Source data:
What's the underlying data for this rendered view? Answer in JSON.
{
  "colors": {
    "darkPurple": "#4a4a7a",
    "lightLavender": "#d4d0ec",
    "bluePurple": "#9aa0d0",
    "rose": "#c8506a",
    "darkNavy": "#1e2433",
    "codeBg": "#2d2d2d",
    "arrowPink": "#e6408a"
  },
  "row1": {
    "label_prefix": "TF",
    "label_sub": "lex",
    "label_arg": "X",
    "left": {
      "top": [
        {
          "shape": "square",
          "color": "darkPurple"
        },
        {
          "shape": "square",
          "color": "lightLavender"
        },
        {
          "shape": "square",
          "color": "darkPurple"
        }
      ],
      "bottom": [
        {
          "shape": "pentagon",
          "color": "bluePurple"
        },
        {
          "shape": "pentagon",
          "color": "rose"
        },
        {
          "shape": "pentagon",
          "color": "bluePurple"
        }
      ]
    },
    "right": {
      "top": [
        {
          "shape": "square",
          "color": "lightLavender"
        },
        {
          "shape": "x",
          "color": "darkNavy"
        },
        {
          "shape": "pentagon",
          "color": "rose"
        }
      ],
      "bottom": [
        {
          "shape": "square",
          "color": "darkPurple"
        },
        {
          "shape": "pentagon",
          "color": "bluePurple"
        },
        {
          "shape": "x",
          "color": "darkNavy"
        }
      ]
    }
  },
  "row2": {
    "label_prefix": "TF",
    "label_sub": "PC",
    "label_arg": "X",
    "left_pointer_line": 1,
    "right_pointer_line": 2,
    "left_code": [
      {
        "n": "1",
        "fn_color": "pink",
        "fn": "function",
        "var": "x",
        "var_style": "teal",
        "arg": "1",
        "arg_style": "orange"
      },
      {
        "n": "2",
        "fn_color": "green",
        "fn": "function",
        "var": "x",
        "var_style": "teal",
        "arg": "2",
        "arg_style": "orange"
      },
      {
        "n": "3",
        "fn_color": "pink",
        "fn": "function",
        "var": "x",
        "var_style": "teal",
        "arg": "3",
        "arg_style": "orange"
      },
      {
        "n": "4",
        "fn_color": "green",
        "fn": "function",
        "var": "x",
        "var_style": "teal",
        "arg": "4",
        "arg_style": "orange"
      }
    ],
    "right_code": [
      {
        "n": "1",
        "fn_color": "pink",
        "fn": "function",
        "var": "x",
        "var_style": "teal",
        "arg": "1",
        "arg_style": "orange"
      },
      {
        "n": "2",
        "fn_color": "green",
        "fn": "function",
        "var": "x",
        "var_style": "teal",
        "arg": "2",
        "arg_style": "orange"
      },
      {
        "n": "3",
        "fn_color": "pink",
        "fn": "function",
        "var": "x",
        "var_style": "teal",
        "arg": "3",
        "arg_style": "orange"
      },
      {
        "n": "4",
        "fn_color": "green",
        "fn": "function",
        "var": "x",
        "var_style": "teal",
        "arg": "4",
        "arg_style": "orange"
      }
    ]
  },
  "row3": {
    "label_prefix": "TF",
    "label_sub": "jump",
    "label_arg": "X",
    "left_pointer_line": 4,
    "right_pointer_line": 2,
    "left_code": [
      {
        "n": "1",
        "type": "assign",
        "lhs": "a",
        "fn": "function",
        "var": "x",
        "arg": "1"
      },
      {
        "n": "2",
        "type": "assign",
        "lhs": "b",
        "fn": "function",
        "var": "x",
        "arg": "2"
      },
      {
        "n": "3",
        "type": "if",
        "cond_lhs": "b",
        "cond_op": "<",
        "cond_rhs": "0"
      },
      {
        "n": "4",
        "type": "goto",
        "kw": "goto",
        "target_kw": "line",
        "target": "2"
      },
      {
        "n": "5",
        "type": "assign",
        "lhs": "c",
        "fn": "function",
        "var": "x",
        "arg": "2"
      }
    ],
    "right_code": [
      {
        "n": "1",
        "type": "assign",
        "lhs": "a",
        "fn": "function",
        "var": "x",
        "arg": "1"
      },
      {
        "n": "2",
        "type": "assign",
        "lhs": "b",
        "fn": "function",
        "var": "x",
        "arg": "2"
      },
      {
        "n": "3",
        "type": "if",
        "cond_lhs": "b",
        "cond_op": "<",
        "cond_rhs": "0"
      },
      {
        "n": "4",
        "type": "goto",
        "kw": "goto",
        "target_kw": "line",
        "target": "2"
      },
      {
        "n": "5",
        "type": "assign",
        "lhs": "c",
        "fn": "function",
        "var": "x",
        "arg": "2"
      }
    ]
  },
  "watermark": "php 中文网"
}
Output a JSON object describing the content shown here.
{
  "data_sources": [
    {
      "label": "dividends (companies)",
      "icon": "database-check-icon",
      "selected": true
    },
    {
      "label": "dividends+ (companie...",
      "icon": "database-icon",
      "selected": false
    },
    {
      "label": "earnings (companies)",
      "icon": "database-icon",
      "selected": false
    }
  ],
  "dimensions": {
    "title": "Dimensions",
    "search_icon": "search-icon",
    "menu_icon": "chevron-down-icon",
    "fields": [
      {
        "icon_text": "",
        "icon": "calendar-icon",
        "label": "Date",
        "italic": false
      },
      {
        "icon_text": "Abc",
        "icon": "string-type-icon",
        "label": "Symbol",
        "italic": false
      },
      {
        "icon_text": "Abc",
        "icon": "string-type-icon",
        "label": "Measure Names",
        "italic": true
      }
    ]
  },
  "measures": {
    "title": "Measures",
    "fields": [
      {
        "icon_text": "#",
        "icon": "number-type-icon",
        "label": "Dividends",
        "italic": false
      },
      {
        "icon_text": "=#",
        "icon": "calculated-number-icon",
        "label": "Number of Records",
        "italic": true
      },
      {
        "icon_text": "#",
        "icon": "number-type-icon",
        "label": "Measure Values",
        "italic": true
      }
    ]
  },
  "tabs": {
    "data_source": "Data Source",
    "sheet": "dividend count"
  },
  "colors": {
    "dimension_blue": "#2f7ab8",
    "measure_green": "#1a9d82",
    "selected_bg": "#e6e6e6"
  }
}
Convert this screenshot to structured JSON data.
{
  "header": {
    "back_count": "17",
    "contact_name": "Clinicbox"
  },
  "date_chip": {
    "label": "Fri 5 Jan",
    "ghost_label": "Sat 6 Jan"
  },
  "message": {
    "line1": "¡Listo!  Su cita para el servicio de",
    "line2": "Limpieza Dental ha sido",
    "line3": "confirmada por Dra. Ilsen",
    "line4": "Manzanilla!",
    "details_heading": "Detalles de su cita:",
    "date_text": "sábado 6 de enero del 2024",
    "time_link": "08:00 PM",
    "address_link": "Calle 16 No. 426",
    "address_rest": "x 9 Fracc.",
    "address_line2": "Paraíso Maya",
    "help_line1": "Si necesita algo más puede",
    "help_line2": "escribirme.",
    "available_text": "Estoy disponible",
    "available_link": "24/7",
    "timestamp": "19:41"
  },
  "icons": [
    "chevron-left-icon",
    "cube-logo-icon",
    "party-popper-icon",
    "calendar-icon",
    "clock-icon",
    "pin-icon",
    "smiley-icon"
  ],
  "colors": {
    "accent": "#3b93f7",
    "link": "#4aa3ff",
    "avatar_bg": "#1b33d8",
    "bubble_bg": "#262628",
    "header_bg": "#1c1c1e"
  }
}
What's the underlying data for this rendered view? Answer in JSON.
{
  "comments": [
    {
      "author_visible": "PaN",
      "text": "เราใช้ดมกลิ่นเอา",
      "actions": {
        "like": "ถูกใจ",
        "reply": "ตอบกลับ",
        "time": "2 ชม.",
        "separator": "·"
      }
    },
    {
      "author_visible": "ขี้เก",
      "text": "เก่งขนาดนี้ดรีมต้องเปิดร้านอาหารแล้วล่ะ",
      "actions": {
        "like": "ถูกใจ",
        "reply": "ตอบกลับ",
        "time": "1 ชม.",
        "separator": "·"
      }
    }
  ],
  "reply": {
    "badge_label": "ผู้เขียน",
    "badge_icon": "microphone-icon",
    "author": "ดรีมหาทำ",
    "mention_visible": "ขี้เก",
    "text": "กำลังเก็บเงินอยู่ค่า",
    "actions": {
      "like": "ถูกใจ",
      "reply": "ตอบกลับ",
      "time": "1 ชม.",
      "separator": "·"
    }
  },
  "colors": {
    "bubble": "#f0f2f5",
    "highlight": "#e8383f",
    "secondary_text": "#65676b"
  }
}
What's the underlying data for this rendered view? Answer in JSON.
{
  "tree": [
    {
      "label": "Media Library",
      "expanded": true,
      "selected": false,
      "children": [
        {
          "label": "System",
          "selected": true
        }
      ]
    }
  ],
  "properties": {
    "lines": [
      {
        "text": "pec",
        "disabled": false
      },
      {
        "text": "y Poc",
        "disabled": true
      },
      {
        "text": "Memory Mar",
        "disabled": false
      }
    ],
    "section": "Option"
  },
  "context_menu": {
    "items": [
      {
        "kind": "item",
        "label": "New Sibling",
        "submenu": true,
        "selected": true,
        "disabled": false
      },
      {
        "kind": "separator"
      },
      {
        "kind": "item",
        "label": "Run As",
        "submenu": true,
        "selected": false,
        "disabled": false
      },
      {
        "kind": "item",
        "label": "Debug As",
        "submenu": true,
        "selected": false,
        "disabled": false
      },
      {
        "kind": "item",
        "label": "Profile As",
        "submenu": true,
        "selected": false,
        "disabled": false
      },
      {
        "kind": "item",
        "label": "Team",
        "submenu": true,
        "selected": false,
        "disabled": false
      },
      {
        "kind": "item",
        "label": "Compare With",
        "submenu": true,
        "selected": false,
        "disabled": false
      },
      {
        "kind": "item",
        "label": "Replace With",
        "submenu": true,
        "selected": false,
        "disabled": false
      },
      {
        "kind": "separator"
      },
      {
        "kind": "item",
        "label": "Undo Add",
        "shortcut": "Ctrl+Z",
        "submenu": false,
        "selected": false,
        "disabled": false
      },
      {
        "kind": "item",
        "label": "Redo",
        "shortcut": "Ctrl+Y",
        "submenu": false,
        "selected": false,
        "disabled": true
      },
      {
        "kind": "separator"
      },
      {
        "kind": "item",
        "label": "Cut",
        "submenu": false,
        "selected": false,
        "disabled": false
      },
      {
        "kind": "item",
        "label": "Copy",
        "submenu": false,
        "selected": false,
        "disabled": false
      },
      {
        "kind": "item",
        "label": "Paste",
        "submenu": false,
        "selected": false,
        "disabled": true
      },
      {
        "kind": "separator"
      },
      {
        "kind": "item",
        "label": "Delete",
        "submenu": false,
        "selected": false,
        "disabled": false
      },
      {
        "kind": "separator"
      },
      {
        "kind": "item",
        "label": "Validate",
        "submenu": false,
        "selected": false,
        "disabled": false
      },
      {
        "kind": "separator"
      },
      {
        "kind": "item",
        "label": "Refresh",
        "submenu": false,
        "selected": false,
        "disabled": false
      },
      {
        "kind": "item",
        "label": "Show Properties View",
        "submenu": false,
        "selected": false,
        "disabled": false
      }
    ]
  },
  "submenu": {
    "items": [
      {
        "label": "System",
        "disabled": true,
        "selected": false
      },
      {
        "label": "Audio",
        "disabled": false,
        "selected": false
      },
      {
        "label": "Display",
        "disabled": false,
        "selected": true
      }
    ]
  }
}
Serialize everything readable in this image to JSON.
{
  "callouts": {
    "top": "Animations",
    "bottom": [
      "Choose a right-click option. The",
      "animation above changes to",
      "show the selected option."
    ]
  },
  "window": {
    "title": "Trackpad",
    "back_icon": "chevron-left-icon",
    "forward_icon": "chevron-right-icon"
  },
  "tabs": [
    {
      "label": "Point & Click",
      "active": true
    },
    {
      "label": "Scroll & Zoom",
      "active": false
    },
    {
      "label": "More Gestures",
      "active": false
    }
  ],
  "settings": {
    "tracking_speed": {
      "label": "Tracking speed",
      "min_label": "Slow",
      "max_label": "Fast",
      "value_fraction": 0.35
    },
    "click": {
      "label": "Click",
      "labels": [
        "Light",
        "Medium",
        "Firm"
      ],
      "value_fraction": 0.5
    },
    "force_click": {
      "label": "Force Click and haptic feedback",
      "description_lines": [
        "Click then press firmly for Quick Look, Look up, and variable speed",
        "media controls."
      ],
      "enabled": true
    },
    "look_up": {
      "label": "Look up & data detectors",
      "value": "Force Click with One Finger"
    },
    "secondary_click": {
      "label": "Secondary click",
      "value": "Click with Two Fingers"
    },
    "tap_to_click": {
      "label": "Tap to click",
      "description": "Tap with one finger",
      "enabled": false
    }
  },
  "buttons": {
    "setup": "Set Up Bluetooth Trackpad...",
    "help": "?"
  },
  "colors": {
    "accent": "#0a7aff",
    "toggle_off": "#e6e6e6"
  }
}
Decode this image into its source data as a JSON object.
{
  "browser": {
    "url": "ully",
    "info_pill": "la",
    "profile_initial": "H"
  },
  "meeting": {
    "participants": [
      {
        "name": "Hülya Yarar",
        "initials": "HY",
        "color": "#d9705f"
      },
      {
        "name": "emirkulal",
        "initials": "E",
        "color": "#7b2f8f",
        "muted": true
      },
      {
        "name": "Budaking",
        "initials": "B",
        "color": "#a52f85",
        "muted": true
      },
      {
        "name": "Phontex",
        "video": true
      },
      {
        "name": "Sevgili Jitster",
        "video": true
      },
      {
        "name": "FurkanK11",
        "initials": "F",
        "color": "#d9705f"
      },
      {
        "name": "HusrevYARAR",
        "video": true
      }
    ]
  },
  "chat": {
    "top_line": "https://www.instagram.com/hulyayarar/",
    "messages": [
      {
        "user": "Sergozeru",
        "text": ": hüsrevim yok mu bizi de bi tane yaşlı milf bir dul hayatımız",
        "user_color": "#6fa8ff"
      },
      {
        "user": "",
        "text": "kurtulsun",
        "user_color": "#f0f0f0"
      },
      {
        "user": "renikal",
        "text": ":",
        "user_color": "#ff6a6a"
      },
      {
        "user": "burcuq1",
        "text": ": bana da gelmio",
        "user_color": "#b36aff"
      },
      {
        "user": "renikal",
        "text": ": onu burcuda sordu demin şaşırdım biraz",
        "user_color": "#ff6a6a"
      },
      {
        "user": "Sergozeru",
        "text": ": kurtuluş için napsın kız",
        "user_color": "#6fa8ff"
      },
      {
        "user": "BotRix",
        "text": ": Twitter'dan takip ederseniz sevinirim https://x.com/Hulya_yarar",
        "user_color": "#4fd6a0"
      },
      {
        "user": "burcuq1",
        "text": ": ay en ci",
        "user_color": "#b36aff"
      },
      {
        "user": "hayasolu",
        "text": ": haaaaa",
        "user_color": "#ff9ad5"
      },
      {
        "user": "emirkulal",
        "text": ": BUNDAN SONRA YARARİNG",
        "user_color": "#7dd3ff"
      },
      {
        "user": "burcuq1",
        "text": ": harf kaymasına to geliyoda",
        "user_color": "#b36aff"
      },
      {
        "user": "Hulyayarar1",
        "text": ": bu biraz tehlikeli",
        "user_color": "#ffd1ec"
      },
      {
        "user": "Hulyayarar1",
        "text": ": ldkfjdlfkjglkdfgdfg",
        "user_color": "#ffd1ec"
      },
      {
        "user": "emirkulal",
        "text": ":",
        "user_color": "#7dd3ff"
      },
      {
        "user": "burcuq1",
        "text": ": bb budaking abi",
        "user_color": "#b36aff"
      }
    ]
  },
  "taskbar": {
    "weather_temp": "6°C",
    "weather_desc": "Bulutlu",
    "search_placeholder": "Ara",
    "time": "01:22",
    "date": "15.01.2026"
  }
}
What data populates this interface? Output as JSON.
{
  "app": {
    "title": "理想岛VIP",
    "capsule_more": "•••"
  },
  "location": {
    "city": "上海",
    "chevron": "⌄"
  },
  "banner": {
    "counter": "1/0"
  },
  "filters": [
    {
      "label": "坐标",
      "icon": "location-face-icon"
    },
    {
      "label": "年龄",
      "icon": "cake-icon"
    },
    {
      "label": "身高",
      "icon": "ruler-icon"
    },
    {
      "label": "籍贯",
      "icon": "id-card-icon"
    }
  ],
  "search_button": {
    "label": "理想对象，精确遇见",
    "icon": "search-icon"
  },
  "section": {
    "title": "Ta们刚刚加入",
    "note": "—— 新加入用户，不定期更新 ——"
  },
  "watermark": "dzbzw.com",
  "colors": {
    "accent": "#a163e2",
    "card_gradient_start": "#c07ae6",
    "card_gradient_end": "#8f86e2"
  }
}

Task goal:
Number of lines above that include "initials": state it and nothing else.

Solution for this task:
4